But they didn't, of course, and I couldn't be more grateful for the unprecedented choices facing women of my generation.
And now, even Newsweek has recanted the story that caused us all so much angst.
Next thing you know, I'll be getting a call from the grade school bully, offering to fix my glasses.
Hehe. My wife and I have joked about that line for the past 20 years.
Yeah, and some 27 year old is going to say that there's no way that she'll marry a guy who's 35 because if he's lucky the second child will be born by the time he's 40 and she's still in her early 30's.
Women in the mid-twenties today are, on the whole, fairly immature and self centered. 28-30 is a pretty good age for them.
I don't remember that particular article, but I remember a lot of articles saying the same thing in the 80's. I say those articles were right on the mark, and nothing new: Of course, as someone grows older, and other people marry off, the pickings get slimmer.
Apology my butt.
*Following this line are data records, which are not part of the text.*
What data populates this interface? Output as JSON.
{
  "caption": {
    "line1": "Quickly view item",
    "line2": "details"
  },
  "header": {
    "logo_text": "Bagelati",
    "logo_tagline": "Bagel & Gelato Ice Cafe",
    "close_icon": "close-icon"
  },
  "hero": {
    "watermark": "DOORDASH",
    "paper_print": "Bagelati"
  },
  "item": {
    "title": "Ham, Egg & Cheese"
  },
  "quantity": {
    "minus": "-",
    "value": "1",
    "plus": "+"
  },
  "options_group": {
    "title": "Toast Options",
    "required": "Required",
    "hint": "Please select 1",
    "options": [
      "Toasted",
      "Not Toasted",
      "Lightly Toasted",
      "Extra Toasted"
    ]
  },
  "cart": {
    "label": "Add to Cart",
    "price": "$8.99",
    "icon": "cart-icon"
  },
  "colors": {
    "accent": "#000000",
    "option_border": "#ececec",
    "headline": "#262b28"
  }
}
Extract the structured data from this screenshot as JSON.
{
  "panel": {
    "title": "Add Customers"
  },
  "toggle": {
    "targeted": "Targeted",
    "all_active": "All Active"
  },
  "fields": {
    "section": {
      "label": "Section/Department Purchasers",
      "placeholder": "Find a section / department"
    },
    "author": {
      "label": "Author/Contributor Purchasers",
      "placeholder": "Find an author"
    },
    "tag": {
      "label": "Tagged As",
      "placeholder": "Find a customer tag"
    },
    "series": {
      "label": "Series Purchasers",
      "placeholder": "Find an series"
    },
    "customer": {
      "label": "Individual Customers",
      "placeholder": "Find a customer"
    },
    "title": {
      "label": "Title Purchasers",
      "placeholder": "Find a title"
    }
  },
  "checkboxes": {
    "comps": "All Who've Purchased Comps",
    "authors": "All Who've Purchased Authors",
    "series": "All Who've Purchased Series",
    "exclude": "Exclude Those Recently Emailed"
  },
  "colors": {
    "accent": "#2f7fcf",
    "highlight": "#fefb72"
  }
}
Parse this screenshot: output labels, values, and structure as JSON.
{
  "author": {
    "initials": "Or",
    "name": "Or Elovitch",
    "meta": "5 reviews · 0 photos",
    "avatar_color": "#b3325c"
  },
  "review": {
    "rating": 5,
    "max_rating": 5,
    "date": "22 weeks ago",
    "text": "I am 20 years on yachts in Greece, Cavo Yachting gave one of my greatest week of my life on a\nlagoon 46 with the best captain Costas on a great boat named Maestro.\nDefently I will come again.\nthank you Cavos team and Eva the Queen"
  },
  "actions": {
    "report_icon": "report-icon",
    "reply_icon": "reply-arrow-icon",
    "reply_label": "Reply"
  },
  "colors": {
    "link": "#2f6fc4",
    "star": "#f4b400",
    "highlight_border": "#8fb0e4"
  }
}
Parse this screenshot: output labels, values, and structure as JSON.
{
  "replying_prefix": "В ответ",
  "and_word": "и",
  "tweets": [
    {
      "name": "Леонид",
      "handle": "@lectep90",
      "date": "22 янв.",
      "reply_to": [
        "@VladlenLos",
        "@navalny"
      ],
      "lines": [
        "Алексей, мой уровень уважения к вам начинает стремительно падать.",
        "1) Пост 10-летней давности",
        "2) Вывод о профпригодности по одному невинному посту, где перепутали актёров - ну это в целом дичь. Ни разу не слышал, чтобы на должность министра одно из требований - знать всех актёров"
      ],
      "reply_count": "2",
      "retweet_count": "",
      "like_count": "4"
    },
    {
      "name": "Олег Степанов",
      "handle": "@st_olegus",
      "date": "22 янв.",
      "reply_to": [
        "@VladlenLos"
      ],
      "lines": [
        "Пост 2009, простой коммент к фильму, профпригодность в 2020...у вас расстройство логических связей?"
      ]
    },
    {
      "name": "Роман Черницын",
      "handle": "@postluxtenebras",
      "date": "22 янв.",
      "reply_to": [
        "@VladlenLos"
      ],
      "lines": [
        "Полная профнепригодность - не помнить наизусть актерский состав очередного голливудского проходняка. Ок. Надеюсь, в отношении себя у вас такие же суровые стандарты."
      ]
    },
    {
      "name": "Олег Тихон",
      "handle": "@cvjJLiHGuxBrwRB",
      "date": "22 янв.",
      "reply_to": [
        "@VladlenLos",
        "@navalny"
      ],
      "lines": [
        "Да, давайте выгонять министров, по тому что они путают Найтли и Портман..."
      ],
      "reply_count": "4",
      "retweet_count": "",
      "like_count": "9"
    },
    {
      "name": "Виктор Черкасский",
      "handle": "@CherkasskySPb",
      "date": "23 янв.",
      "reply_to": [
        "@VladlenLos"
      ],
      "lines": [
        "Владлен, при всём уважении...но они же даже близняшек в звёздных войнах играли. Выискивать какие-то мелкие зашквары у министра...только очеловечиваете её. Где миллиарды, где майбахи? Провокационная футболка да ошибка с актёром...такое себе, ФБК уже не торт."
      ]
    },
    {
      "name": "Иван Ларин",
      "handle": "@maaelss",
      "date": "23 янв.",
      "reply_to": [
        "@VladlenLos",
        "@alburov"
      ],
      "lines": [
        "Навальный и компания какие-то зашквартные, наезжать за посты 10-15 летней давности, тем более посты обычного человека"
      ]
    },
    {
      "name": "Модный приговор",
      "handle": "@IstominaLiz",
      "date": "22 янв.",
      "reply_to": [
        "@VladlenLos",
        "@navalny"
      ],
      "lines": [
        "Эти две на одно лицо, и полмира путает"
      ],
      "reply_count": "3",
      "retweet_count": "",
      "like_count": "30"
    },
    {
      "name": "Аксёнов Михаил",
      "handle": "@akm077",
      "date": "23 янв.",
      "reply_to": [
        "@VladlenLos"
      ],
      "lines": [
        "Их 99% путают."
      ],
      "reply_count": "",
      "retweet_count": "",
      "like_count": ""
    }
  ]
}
Simply creating a news article from a news article by pulling info out of thin air, twice, is not news.
"How can we fool them today".
OK, there was my FR laugh for the day. I should probably get to work now.
How's that old Dilbert joke go? "And what percentage of them marry terrorists?" "30" "Gosh..."
Must be a lot of Democrites getting married, then...
And I did end up going to London, snagging said gorgeous English guy with great hair, and then dumping him four months later. Many years later, I ended up getting hitched at the ripe old age of 33 to an even more gorgeous American guy with even greater hair. To boot, on our wedding day, my hubby was still in his twenties--A YOUNGER MAN! So... fooey on Newsweek, the goofy t*rds.
That article did upset my older sister, though. But... she's a 400 lb cat lady, so a lot of things tend to upset her.
Since Newsweek means as much to me as a dead mosquito, I don't expect an apology.
Typical bitter feminist, for obvious reasons.
You really don't want me answering that one. :)
Gee, isn't she cute!
"It failed to acknowledge that our generation felt far less social and financial pressure to marry in our 20s, or before the right person came along."
It also probably fails to note how many MEN of said ages were still unmarried.
Or was their point that no matter what, 40yo men still get the pick of 20yo girls?
The reason possibly being they aren't satisfied with the males they're experiencing.
I totally agree.
I won't be taking out subscriptions to Newsweak waiting for them to do a mea culpa over man made global warming...
OK, not to inject any icky ol' logic into the situation, but ... ;-)
Would you agree with the following statement? "Almost all men over 30 who are childless and haven't been married are that way for a reason."
If not, why not?
Yes, due to almost all women over 30 who are childless and haven't been married are that way for a reason.
Disclaimer: Opinions posted on Free Republic are those of the individual posters and do not necessarily represent the opinion of Free Republic or its management. All materials posted herein are protected by copyright law and the exemption for fair use of copyrighted works.